Downtown Bellevue, population ca. 2,000 -- originally called Bell View in the 1830s, after John D Bell, later sensibly changed to Bellevue, which is true. Having overcome its bad reputation following the Bellevue War of 1840, the town vied for a time for the honor of being the country seat, but by 1873 had lost out. The city motto is 'a true riverfront experience'.
Upper Mississippi Lock and Dam no. 12
Potentially endless hours of fun watching cargo barge trains passing through the locks
Ten minutes in Athens, Ohio
Passing eastward now, we're stopping in in Athens, Ohio, where I spent a funpacked five years in grad school. First time back in half a century, so there will surely be revelations.
Nothing at all was recognizable, until we stumbled across the gateway at the interface between the Ohio University quad and downtown Athens.
The intersection at Court and Union Streets, scenes ca. 1970 of annual faceoffs between lines of local and state police protecting the shopkeepers' windows and milling crowds of anti-war and merely curious students on the college green, supplemented by a small group of "crazies" who began throwing rocks at the cops and turning the social events into dangerous riots.
The bookstore on the corner, now part of the Follett's chain of college bookstores, in the late sixties known as Logan's with, amongst the textbooks, sweatshirts, and beer mugs with logos, a scholarly section in the basement that was willing to let an impoverished graduate student run up an $800 tab. A home away from home.
We're used to the idea that young people look younger every year as we get older, but these throngs of young people look almost pre-teen; very unsettling.
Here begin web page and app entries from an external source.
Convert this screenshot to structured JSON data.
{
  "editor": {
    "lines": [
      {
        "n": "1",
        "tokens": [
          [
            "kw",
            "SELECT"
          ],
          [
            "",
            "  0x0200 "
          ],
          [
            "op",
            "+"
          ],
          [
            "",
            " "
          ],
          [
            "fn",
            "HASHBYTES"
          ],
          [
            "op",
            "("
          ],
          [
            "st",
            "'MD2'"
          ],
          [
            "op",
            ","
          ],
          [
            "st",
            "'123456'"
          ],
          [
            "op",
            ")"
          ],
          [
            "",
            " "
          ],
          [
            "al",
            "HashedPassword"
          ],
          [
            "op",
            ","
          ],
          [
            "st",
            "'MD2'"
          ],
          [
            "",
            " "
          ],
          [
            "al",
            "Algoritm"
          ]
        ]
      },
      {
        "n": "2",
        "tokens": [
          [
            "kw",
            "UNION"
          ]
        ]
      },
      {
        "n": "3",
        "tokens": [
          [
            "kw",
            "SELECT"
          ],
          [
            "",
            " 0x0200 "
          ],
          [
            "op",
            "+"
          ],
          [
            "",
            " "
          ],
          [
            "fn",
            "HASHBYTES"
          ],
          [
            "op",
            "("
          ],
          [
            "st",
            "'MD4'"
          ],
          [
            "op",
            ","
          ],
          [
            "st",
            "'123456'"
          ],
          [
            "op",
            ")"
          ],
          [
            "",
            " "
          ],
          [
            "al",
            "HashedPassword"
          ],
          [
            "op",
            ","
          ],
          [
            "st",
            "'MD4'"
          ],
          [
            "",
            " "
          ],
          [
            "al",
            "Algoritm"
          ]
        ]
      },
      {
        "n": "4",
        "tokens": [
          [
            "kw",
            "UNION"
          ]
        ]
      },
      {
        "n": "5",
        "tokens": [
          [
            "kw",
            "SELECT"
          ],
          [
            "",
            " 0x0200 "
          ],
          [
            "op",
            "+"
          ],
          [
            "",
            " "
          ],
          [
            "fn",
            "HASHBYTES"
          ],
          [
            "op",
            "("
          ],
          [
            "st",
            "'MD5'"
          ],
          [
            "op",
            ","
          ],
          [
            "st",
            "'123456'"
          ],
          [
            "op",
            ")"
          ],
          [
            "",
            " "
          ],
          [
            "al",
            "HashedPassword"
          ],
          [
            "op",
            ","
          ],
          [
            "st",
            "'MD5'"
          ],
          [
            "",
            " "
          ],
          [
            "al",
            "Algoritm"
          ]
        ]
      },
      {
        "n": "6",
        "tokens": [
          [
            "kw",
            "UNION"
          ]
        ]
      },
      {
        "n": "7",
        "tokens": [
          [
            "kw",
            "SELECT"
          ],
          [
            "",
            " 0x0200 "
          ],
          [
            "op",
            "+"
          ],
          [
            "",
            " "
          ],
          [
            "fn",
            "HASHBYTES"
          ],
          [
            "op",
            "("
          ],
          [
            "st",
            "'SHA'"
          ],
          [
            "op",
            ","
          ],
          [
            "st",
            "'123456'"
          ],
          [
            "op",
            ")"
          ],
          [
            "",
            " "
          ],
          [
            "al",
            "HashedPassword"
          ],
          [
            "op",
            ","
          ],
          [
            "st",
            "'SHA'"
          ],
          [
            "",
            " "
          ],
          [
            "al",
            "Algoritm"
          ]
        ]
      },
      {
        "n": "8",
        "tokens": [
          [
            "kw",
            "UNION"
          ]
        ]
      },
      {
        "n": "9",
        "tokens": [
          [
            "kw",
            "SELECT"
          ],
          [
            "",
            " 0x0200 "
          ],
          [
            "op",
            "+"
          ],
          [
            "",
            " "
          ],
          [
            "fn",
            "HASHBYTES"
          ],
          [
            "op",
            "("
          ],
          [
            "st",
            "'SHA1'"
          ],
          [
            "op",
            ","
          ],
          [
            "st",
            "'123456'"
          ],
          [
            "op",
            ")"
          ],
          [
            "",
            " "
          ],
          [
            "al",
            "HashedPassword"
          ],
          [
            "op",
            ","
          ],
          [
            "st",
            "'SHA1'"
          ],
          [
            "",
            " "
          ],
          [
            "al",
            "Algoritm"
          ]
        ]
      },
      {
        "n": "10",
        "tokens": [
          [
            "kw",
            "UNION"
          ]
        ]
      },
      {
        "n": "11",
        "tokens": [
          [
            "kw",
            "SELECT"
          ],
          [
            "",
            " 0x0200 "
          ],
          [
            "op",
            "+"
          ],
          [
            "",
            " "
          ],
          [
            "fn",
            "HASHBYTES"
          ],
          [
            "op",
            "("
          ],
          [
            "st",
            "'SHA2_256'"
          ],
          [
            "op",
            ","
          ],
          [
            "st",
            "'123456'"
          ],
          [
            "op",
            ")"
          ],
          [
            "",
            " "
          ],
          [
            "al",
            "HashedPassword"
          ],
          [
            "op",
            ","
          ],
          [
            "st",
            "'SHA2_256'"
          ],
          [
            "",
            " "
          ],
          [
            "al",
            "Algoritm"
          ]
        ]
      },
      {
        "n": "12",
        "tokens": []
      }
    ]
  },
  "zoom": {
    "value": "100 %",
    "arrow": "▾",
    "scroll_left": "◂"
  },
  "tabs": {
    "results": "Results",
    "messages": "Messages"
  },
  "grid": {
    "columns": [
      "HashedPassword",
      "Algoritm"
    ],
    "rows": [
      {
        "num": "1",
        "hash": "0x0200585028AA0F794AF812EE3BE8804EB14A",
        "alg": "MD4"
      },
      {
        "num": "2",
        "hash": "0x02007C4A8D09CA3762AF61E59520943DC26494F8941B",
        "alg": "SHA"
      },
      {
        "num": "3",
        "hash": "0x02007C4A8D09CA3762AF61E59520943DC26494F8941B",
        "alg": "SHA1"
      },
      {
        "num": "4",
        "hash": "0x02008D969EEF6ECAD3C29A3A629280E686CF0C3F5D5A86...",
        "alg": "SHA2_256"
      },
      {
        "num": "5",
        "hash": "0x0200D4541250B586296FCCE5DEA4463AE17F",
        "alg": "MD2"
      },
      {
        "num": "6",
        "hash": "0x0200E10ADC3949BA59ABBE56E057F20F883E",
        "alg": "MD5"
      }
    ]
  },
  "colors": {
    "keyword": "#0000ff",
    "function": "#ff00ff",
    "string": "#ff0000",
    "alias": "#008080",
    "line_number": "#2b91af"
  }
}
Happily, it turned out that this was Freshman Day, when the incoming highschoolers were deposited on campus by their solicitous parents.
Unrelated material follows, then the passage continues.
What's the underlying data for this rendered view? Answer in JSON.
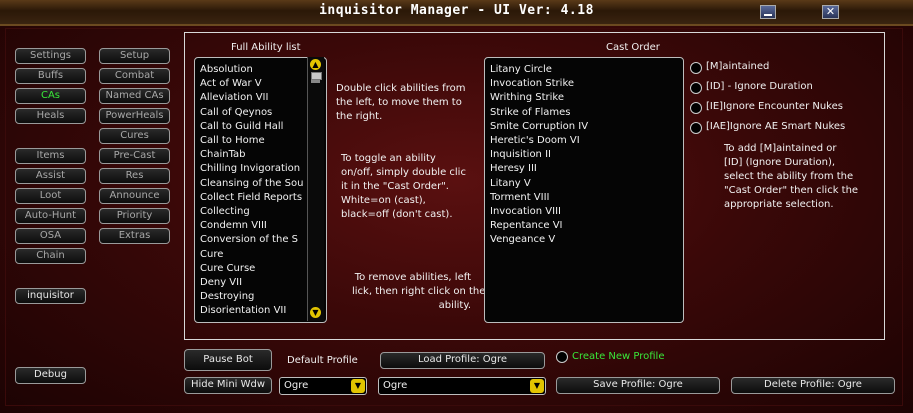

The college green of nostalgic memory . . .
. . . which is becoming tiresome to the rest of our party.
The University seems to have grown enormously, and unrecognizably over that expanse of time, but thankfully they have not touched the green itself.
Now a college of communications, but before renovations this was Baker Centre, the student union, scene of many intense debates in the coffee shop about Renaissance drama (and Vietnam, presumably). A new Baker University Centre replaced it just down the hill in 2007. The renovations to the old centre were completed in 2013.
Union Street along the college green, across from the new college of communications building -- more nostalgia. Walking to my office a few days after the Kent State Massacre on 4 May 1970, when Ohio National Guard units gunned down unarmed students, I passed the very same National Guardsmen posted at every parking meter following the forced closing of Ohio University as well. Widely viewed in photos in the Cleveland Plain-Dealer at the time, fully kitted out in their Intimidation Gear and looking like robot-like Star Warriors/Nazi SS death squads, now, without the gas masks and battle postures, they turned out to be skinny, frightened teenagers who'd joined the National Guard to avoid being sent to Vietnam.
National Guard outside the Baker Centre student union, days following 4 May 1970
Nearly the only other thing I've recognized in our quarter of an hour in Athens, Ohio: Ellis Hall on University Terrace, backing onto the College Green, then as now the home of the English Department.
Onward to Leesburg, Virginia, for a few days of errands, and then to the Dulles International Airport and back home.